Action item
The records need to be set down again exactly as they appear.

══ Data for analysis ══

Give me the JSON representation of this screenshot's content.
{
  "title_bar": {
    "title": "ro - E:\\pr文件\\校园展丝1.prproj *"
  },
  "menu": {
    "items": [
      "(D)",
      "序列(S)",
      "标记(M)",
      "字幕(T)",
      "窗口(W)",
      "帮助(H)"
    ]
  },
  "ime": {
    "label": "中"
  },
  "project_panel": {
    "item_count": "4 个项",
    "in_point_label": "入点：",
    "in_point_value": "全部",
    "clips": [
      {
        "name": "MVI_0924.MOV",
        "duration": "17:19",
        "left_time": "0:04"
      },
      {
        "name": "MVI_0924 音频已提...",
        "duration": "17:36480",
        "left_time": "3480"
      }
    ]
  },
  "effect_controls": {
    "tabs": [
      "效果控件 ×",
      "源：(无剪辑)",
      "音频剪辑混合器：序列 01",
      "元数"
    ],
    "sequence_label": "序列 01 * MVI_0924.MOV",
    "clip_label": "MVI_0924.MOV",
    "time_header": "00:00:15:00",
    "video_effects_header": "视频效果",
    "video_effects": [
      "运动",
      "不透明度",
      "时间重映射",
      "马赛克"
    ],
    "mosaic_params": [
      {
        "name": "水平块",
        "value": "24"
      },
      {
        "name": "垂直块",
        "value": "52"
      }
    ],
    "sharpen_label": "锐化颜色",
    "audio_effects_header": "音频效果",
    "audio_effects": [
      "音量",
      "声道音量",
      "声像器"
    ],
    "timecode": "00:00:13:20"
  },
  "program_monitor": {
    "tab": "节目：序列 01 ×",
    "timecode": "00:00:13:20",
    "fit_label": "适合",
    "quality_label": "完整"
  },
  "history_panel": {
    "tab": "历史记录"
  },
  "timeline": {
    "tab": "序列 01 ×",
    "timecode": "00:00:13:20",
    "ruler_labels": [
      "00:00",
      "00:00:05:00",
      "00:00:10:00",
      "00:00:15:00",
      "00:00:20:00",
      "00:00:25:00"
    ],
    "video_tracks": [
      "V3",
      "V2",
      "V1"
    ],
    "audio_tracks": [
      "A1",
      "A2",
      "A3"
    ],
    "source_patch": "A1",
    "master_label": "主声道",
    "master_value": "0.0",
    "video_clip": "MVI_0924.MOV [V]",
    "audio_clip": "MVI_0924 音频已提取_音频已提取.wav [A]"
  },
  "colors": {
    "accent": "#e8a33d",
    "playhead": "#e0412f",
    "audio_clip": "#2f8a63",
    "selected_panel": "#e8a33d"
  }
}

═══

Answer for the task
Give me the JSON representation of this screenshot's content.
{
  "title_bar": {
    "title": "ro - E:\\pr文件\\校园展丝1.prproj *"
  },
  "menu": {
    "items": [
      "(D)",
      "序列(S)",
      "标记(M)",
      "字幕(T)",
      "窗口(W)",
      "帮助(H)"
    ]
  },
  "ime": {
    "label": "中"
  },
  "project_panel": {
    "item_count": "4 个项",
    "in_point_label": "入点：",
    "in_point_value": "全部",
    "clips": [
      {
        "name": "MVI_0924.MOV",
        "duration": "17:19",
        "left_time": "0:04"
      },
      {
        "name": "MVI_0924 音频已提...",
        "duration": "17:36480",
        "left_time": "3480"
      }
    ]
  },
  "effect_controls": {
    "tabs": [
      "效果控件 ×",
      "源：(无剪辑)",
      "音频剪辑混合器：序列 01",
      "元数"
    ],
    "sequence_label": "序列 01 * MVI_0924.MOV",
    "clip_label": "MVI_0924.MOV",
    "time_header": "00:00:15:00",
    "video_effects_header": "视频效果",
    "video_effects": [
      "运动",
      "不透明度",
      "时间重映射",
      "马赛克"
    ],
    "mosaic_params": [
      {
        "name": "水平块",
        "value": "24"
      },
      {
        "name": "垂直块",
        "value": "52"
      }
    ],
    "sharpen_label": "锐化颜色",
    "audio_effects_header": "音频效果",
    "audio_effects": [
      "音量",
      "声道音量",
      "声像器"
    ],
    "timecode": "00:00:13:20"
  },
  "program_monitor": {
    "tab": "节目：序列 01 ×",
    "timecode": "00:00:13:20",
    "fit_label": "适合",
    "quality_label": "完整"
  },
  "history_panel": {
    "tab": "历史记录"
  },
  "timeline": {
    "tab": "序列 01 ×",
    "timecode": "00:00:13:20",
    "ruler_labels": [
      "00:00",
      "00:00:05:00",
      "00:00:10:00",
      "00:00:15:00",
      "00:00:20:00",
      "00:00:25:00"
    ],
    "video_tracks": [
      "V3",
      "V2",
      "V1"
    ],
    "audio_tracks": [
      "A1",
      "A2",
      "A3"
    ],
    "source_patch": "A1",
    "master_label": "主声道",
    "master_value": "0.0",
    "video_clip": "MVI_0924.MOV [V]",
    "audio_clip": "MVI_0924 音频已提取_音频已提取.wav [A]"
  },
  "colors": {
    "accent": "#e8a33d",
    "playhead": "#e0412f",
    "audio_clip": "#2f8a63",
    "selected_panel": "#e8a33d"
  }
}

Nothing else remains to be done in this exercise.